-------- Provided records --------
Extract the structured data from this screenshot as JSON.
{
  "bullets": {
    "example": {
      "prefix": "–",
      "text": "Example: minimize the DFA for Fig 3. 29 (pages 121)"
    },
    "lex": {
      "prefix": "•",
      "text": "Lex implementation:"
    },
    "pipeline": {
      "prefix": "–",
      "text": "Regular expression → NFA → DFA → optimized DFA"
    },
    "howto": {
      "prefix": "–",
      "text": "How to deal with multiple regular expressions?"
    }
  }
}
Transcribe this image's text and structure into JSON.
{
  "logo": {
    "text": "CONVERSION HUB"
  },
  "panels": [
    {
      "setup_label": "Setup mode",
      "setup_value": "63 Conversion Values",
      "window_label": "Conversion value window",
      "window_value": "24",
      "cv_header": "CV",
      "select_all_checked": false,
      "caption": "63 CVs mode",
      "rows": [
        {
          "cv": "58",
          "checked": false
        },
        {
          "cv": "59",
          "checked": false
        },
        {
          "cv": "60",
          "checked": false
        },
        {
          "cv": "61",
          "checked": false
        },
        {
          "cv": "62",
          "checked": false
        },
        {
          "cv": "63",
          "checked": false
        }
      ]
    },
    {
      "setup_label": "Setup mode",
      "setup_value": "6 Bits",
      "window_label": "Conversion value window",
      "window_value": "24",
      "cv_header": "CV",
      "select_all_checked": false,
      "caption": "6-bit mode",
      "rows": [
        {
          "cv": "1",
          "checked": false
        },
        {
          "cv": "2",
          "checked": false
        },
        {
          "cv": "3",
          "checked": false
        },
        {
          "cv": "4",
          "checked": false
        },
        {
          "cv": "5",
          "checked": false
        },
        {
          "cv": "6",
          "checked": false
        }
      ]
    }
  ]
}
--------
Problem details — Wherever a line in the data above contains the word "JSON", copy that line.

Response —
Extract the structured data from this screenshot as JSON.
Transcribe this image's text and structure into JSON.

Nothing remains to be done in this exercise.